Take, for example, the child who enters Kindergarten with great functional goals, like reciprocal stair navigation, ball play, cutting, and manipulating the zipper on his backpack. Yes, these are all the things a Kindergartener should be doing or working toward. But in this case, the child has a right hemiplegia, has not worn his hand splint or AFO in months, and basically does not use his right side (other than in ambulation). He is plagiocephalic and has a history of extensive abdominal surgery.

Range of motion limitations prevent the child from putting his foot flat on the floor. Muscle tone issues prevent spontaneous ease of use. Limb-neglect is present. Motor control and motor planning also stand in the way.

Based upon the child’s presentation, it’s apparent that extensor development is lacking. This impacts mid-range postural control and is another complicating factor in his overall functional deficits. While outside modalities (such as medical management and bracing) are often needed, we have some tools in our toolbox to start addressing some of these concerns. Going back to the developmental sequence, using an NDT frame-of-reference can help to address some of those skills that have been missed. Developing extensor and then flexor control through prone and quadruped will improve balance and stability for fine and gross motor tasks.

For example, positioning in prone prop while attending to an activity, for this child, can provide the following benefits:

  1. Development of strength and endurance in the upper back, scapular, and neck extensors.
  2. Elongation of the hip flexors and abdominal muscles that are often shortened due to frequent sitting.
  3. By flexing the non-involved leg (in this case left) slightly, weight bearing through the right hemibody is occurring to improve proprioception.
  4. Shoulder girdle strengthening.
  5. Right shoulder proprioceptive input through joint approximation, which can help maintain capsular integrity as well as decrease muscle tone through weight bearing.
  6. Work on visual tracking, convergence and divergence.
  7. Extension of the head and neck activates the reticular activating system, which increases attention and arousal.

But, passive positioning, especially in this case, isn’t quite enough. Hands-on techniques such as joint mobilization, range of motion, PNF, and myofascial release are often needed to inhibit muscle tone and lengthen muscles to achieve neutral alignment. Once in neutral, strengthening and motor control can be developed.

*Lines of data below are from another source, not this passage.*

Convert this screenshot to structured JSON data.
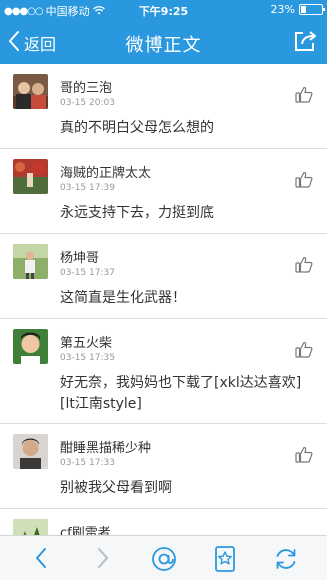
{
  "status_bar": {
    "carrier": "中国移动",
    "time": "下午9:25",
    "battery_percent": "23%",
    "battery_level": 0.23
  },
  "nav": {
    "back_label": "返回",
    "title": "微博正文"
  },
  "comments": [
    {
      "name": "哥的三泡",
      "time": "03-15 20:03",
      "text": "真的不明白父母怎么想的"
    },
    {
      "name": "海贼的正牌太太",
      "time": "03-15 17:39",
      "text": "永远支持下去，力挺到底"
    },
    {
      "name": "杨坤哥",
      "time": "03-15 17:37",
      "text": "这简直是生化武器！"
    },
    {
      "name": "第五火柴",
      "time": "03-15 17:35",
      "text": "好无奈，我妈妈也下载了[xkl达达喜欢][lt江南style]"
    },
    {
      "name": "酣睡黑描稀少种",
      "time": "03-15 17:33",
      "text": "别被我父母看到啊"
    },
    {
      "name": "cf刷雷者",
      "time": "",
      "text": ""
    }
  ],
  "colors": {
    "header_blue": "#2a98de",
    "icon_blue": "#2a98de"
  },
  "icons": [
    "back-chevron-icon",
    "share-icon",
    "thumbs-up-icon",
    "at-mention-icon",
    "favorite-star-icon",
    "refresh-icon"
  ]
}
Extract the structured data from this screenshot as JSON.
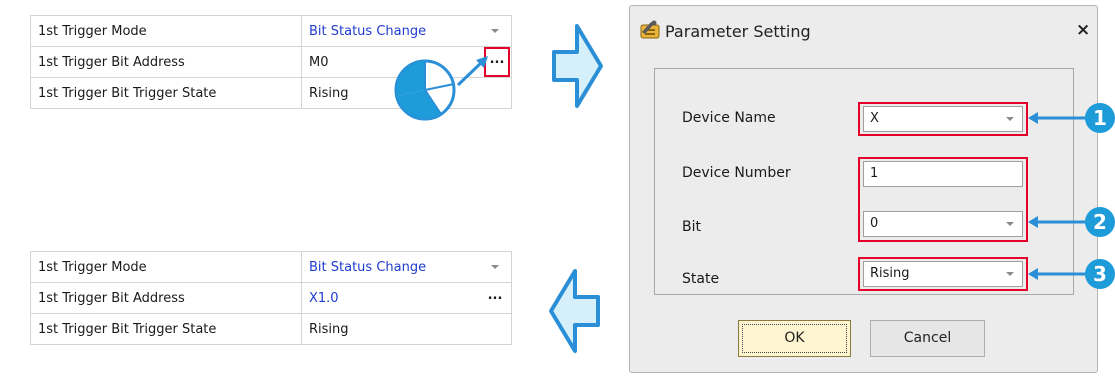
{
  "top_table": {
    "rows": [
      {
        "label": "1st Trigger Mode",
        "value": "Bit Status Change"
      },
      {
        "label": "1st Trigger Bit Address",
        "value": "M0",
        "button": "..."
      },
      {
        "label": "1st Trigger Bit Trigger State",
        "value": "Rising"
      }
    ]
  },
  "bottom_table": {
    "rows": [
      {
        "label": "1st Trigger Mode",
        "value": "Bit Status Change"
      },
      {
        "label": "1st Trigger Bit Address",
        "value": "X1.0",
        "button": "..."
      },
      {
        "label": "1st Trigger Bit Trigger State",
        "value": "Rising"
      }
    ]
  },
  "dialog": {
    "title": "Parameter Setting",
    "close": "×",
    "fields": {
      "device_name": {
        "label": "Device Name",
        "value": "X"
      },
      "device_number": {
        "label": "Device Number",
        "value": "1"
      },
      "bit": {
        "label": "Bit",
        "value": "0"
      },
      "state": {
        "label": "State",
        "value": "Rising"
      }
    },
    "ok_label": "OK",
    "cancel_label": "Cancel"
  },
  "callouts": [
    "1",
    "2",
    "3"
  ],
  "colors": {
    "callout": "#1e9bd9",
    "highlight": "#e4002b",
    "arrow_fill": "#d6f0fb",
    "value_blue": "#1f3ccf"
  }
}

While we often think about these techniques as clinical skills that aren’t used in school, they’re often a valued resource in improving overall function within the school environment. If you’re interested in learning more about how to use NDT and MFR to treat moderately to severely involved children in the school environment, check out Barbara Hodge’s seminar, The Moderately-Severely Involved Child: Integrating NDT and MFR into a School-Based Program at the Sixteenth Annual Therapies in the School Conference.

~Kathryn Biel, PT, DPT